boosted its sales 41% in the third quarter, blowing past Wall Street estimates.
The Santa Clara, Calif., graphics-chip maker said revenue in the three months ended Oct. 29 totaled $820.6 million, compared with $583.4 million at the same time last year.
Analysts polled by Thomson Financial were expecting Nvidia to report $753.6 million in third-quarter sales.
For the quarter, Nvidia earned $106.5 million, or 27 cents a share. Excluding stock-option compensation, EPS was 39 cents.
The average analyst expectation, which excludes stock-compensation expenses, called for EPS of 35 cents.
Shares of Nvidia, which closed Thursday's regular session at their 52-week high, gained 3.2%, or $1.13, to $36.42 in extended trading.
CEO Jen-Hsun Huang described the third quarter as one of the best in company history. "For the third consecutive quarter, we delivered record revenue as we continued to gain share in each of our core businesses," Huang said in a statement.
Graphics processors for desktop and notebook PCs -- the largest part of the company's business -- each experienced strong sales, with sequential growth up 13% and 46%, respectively.
Nvidia management said the company garnered a 52% share of the market for notebook graphics processors, making Nvidia the No. 1 player in the sector for the first time.
And the new GeForce 8800 graphics processor that Nvidia introduced Wednesday will allow the company to continue its strong sales growth in the months ahead, executives said in a postearnings conference call.
Huang said the G80 architecture at the heart of the new chip required more than $400 million to develop, representing the company's most ambitious undertaking ever.
More importantly, the G80 gives Nvidia a nice lead over rival
, which was recently acquired by
Advanced Micro Devices
and is not expected to have a comparable product until 2007.
Management was less forthcoming about its other piece of big news, the recently announced plans to acquire
for $357 million in cash.
In their first public comments on the deal, Nvidia executives said the acquisition is expected to have a slightly negative effect on financials in the first year but would hopefully prove "wonderfully accretive" in the second year.

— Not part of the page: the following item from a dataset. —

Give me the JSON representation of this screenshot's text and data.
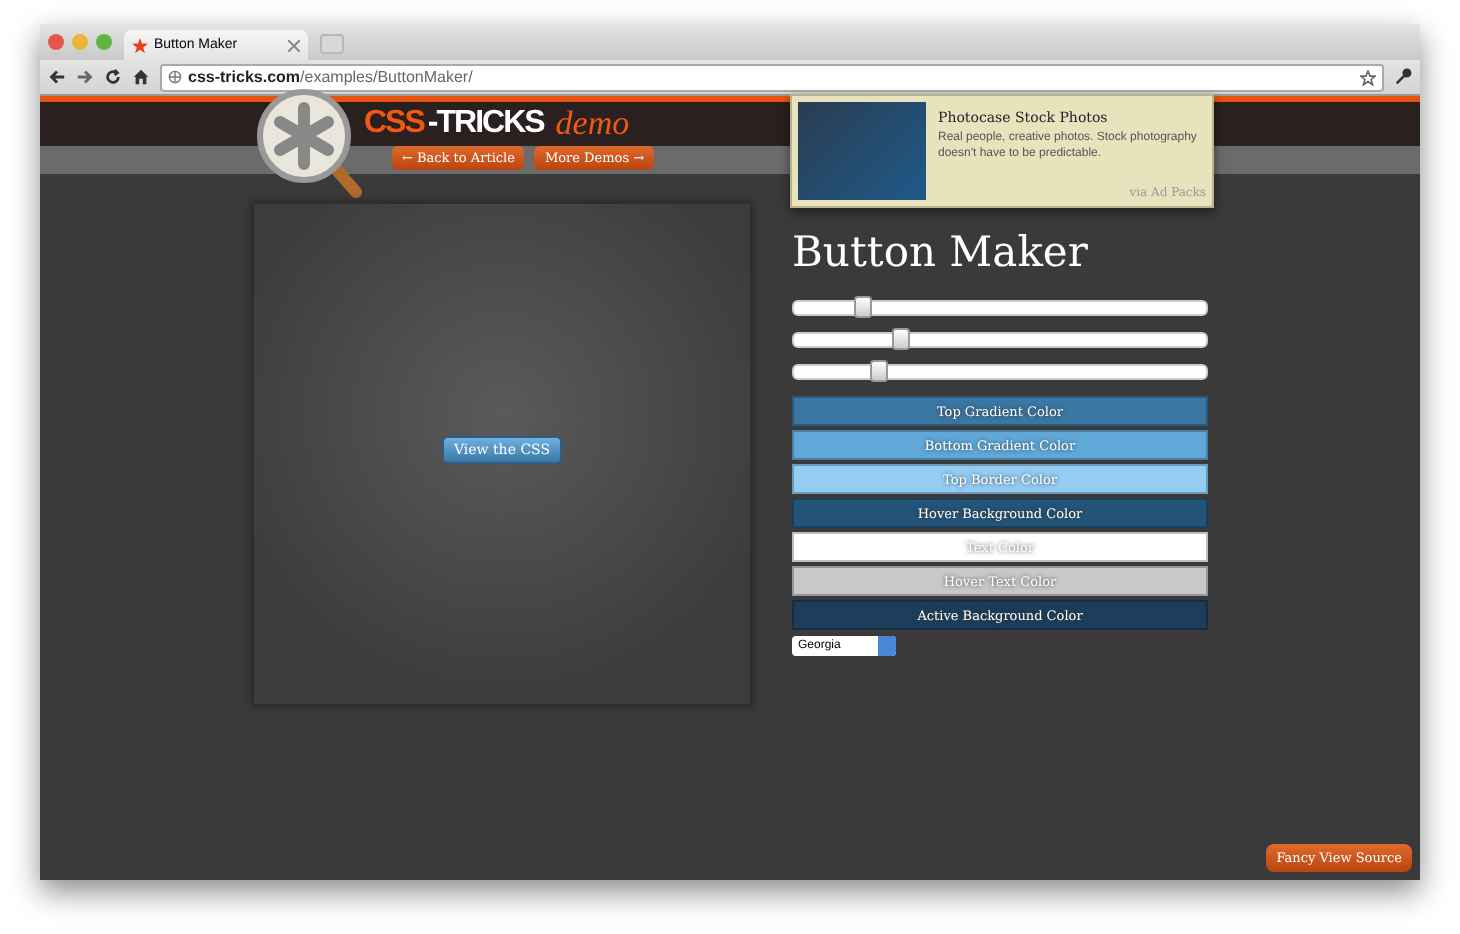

But management declined to provide more specific financial guidance, citing the fact that the deal has not closed and still requires shareholder approval.
PortalPlayer's shares declined on the day the deal was announced, owing to the modest premium that Nvidia was offering for the company.
PortalPlayer, which makes chips used in mobile gadgets such as
video iPod, could help bolster Nvidia's presence in the consumer electronics market.
The combination of Nvidia's graphics technology and PortalPlayer's applications processors will position the company to take advantage of what Huang labeled the "second PC revolution," in which he predicted that handheld gadgets will provide all the power and functionality of today's desktop machines.
During the most recently completed quarter, Nvidia's sales of graphics chips for handheld products, such as cell phones, were down slightly, while consumer electronic shipments for game consoles were flat.
Nvidia said its gross margin during the third quarter was 40.6% vs. 39.1% a year ago and was negatively affected by high sales growth of low-margin businesses such as memory and chipsets.
Management reiterated its commitment to achieving a 45% gross margin goal.
The company did not release a balance sheet because of its ongoing internal review of past stock-option accounting practices.
Nvidia is among more than 100 companies under scrutiny for the practice of backdating stock options. Earlier this month, Nvidia said it
would restate three years' worth of financial reports and incur noncash charges of "less than $150 million" because of improperly recorded stock-option grants.
The company also said Thursday that net income during the second quarter ended July 30 was $86.8 million, or 22 cents a share -- a figure it was not able to provide when it reported results in August because of the investigation by its internal audit committee.
Also Thursday, CFO Marvin Burkett said that Nvidia hoped to wrap up the internal review by the end of the month, but that the company's outside auditors were still working on unresolved items.
Looking ahead, Nvidia projected a 5% sequential increase in sales during the fourth quarter, thanks to its new products. That translates to roughly $861 million in revenue vs. the average analyst expectation of $800 million.
Gross margins should increase by one percentage point sequentially, while operating expenses will be up 3% to 5% from the third quarter, due primarily to rising staff numbers.